Common cleaners like soaps, solvents, and detergents may become dangerous waste.
We have resources available to help you find "cleaner" alternatives and safely dispose of your cleaners. Try to use the least-hazardous cleaner that will effectively get the job done.
Find information and recommendations on safer alternatives, solvent-based cleaners, floor cleaners, and the permit-by-rule exception.
Before you throw away spent cleaning products, you need to determine whether they designate as dangerous waste. If they do, you need to handle them according to dangerous waste regulations. Water-soluble soaps and detergents are relatively safe before use, but may become dangerous when they pick up contaminants while cleaning.
Alternatives to toxic cleaners

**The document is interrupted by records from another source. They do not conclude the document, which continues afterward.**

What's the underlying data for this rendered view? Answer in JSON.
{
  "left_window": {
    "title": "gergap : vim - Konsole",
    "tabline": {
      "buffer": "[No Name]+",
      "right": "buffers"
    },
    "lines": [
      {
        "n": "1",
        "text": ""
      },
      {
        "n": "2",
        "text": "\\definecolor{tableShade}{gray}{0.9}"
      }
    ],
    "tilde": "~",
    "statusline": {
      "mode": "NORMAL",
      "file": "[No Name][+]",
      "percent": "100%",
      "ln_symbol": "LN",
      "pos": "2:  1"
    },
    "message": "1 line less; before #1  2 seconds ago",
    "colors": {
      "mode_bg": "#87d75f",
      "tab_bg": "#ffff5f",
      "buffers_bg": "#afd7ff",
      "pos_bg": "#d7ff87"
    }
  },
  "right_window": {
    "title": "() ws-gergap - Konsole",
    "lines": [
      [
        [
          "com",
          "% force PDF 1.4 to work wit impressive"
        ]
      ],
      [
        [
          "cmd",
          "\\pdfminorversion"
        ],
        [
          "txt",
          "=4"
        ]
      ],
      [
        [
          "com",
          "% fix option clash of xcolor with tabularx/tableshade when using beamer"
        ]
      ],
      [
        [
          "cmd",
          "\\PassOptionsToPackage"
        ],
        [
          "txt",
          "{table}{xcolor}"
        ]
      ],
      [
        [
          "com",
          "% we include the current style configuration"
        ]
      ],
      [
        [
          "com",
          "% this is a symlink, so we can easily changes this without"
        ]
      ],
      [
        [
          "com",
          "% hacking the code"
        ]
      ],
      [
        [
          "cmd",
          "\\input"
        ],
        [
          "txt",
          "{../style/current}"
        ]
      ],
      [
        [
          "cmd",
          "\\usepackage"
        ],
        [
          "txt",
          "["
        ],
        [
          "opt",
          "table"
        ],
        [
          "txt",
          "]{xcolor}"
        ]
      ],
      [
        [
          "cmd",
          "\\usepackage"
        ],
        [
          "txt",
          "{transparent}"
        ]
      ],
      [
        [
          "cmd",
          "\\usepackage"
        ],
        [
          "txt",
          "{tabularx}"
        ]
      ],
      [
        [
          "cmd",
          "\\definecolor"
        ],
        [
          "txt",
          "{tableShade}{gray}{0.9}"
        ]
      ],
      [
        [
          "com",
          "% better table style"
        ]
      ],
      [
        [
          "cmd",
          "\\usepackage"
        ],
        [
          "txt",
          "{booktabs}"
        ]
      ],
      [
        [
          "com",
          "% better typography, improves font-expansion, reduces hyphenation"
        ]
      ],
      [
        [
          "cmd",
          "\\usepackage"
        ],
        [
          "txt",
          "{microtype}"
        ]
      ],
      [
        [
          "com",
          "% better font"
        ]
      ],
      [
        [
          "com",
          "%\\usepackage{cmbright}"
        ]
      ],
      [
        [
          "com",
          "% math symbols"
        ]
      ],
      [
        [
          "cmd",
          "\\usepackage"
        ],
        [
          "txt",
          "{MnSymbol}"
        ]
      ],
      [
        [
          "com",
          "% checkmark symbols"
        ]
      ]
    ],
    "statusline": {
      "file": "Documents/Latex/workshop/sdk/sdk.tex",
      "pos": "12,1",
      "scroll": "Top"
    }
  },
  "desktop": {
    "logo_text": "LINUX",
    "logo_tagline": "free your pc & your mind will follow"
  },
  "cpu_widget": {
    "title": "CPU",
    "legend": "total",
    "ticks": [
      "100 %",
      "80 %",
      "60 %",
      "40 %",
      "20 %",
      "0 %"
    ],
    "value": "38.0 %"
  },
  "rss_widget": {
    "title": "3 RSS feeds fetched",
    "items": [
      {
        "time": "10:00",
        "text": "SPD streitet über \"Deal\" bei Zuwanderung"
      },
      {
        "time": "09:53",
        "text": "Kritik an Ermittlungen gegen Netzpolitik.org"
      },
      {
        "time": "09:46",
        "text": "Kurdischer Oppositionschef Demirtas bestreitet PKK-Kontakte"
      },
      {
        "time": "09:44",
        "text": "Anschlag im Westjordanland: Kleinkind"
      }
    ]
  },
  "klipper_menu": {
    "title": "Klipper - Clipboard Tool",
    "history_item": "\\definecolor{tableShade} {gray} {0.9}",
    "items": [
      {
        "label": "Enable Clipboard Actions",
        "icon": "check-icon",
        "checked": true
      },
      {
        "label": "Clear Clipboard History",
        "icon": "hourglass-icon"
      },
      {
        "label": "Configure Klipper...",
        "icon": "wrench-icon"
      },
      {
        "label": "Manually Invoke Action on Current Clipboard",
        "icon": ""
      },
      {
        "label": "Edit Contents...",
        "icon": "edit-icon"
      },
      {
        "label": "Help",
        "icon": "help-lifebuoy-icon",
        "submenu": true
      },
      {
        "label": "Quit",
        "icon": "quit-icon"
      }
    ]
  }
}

Spent solvents may often be recycled. However, they still count as dangerous waste. Sink-type parts washers used for cleaning smaller parts and tools have solvent tanks that usually contain one or more of these solvents:
- Mineral spirits
- Stoddard solvent
- Petroleum naphtha
- Citrus-based solvent
These solvents can be ignitable, toxic, or may pick up dangerous materials.
Refer to our solvents page for considerations and further handling instructions.
Use floor cleaning methods that reduce pollution like dry sweeping of absorbents for small spills or floor-washing machines that recirculate and reuse water. We recommend you use a berm to contain any floor cleaning water. Remember to:
- Keep floor drains plugged, unless connected to a sanitary sewer.
- Never allow floor or parking lot pollution to reach storm drains.
Keep wash waters out of storm drains
Prevent contaminated wash waters from going into storm drains. Help protect water quality by following stormwater best management practices. Refer to our stormwater page to learn about requirements.
Can my wastewater go down a sink drain?
In specific cases, treated water waste can flow down a sink drain to the sewer system with a written permit in your facility. Contact your wastewater treatment utility for information. Refer to the dangerous waste rules as they apply to the domestic sewage exclusion.
Used shop towels (towels, wipes, or rags) containing solvents or other chemicals may be ignitable, toxic, or have “listed” solvents that cause them to be dangerous waste. If so, you must manage them as dangerous waste. Find out more about used shop towels.
Find guidance for chemicals associated with dry cleaning.